The problem. Pictures are to be omitted, and every entry below is to be restated exactly.

# # # # #

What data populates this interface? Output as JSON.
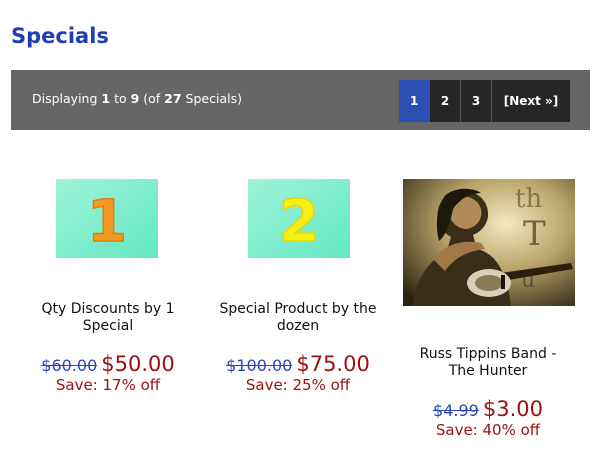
{
  "page": {
    "title": "Specials"
  },
  "pager": {
    "prefix": "Displaying ",
    "from": "1",
    "to_word": " to ",
    "to": "9",
    "of_prefix": " (of ",
    "total": "27",
    "suffix": " Specials)",
    "pages": [
      "1",
      "2",
      "3"
    ],
    "current_page": "1",
    "next_label": "[Next »]"
  },
  "products": [
    {
      "image_digit": "1",
      "name_line1": "Qty Discounts by 1",
      "name_line2": "Special",
      "old_price": "$60.00",
      "new_price": "$50.00",
      "save": "Save: 17% off"
    },
    {
      "image_digit": "2",
      "name_line1": "Special Product by the",
      "name_line2": "dozen",
      "old_price": "$100.00",
      "new_price": "$75.00",
      "save": "Save: 25% off"
    },
    {
      "name_line1": "Russ Tippins Band -",
      "name_line2": "The Hunter",
      "old_price": "$4.99",
      "new_price": "$3.00",
      "save": "Save: 40% off"
    }
  ],
  "colors": {
    "title": "#1f3eb3",
    "pager_bg": "#666666",
    "current_page_bg": "#2d4fb4",
    "page_bg": "#262626",
    "old_price": "#2a47b8",
    "sale_price": "#9a1010"
  }
}
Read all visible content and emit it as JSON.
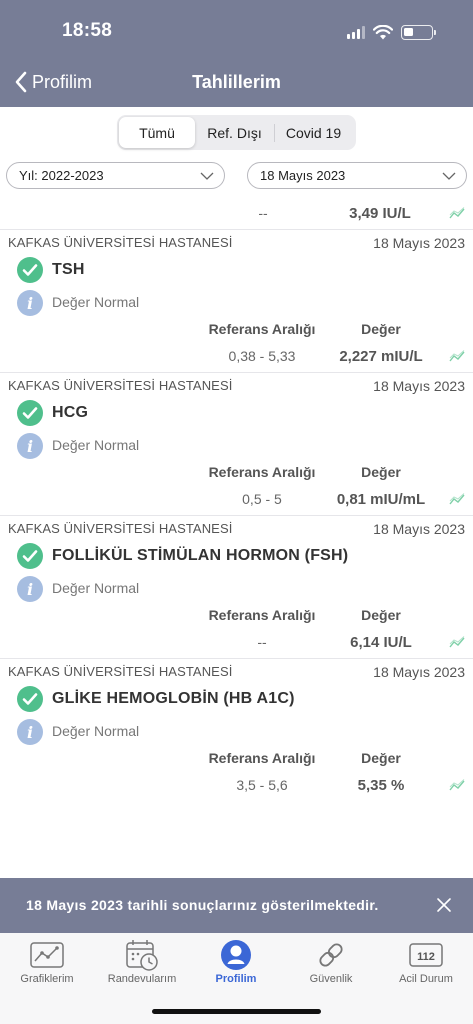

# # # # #

Task output.
What data populates this interface? Output as JSON.
{
  "page": {
    "title": "Specials"
  },
  "pager": {
    "prefix": "Displaying ",
    "from": "1",
    "to_word": " to ",
    "to": "9",
    "of_prefix": " (of ",
    "total": "27",
    "suffix": " Specials)",
    "pages": [
      "1",
      "2",
      "3"
    ],
    "current_page": "1",
    "next_label": "[Next »]"
  },
  "products": [
    {
      "image_digit": "1",
      "name_line1": "Qty Discounts by 1",
      "name_line2": "Special",
      "old_price": "$60.00",
      "new_price": "$50.00",
      "save": "Save: 17% off"
    },
    {
      "image_digit": "2",
      "name_line1": "Special Product by the",
      "name_line2": "dozen",
      "old_price": "$100.00",
      "new_price": "$75.00",
      "save": "Save: 25% off"
    },
    {
      "name_line1": "Russ Tippins Band -",
      "name_line2": "The Hunter",
      "old_price": "$4.99",
      "new_price": "$3.00",
      "save": "Save: 40% off"
    }
  ],
  "colors": {
    "title": "#1f3eb3",
    "pager_bg": "#666666",
    "current_page_bg": "#2d4fb4",
    "page_bg": "#262626",
    "old_price": "#2a47b8",
    "sale_price": "#9a1010"
  }
}
Read all visible content and emit it as JSON.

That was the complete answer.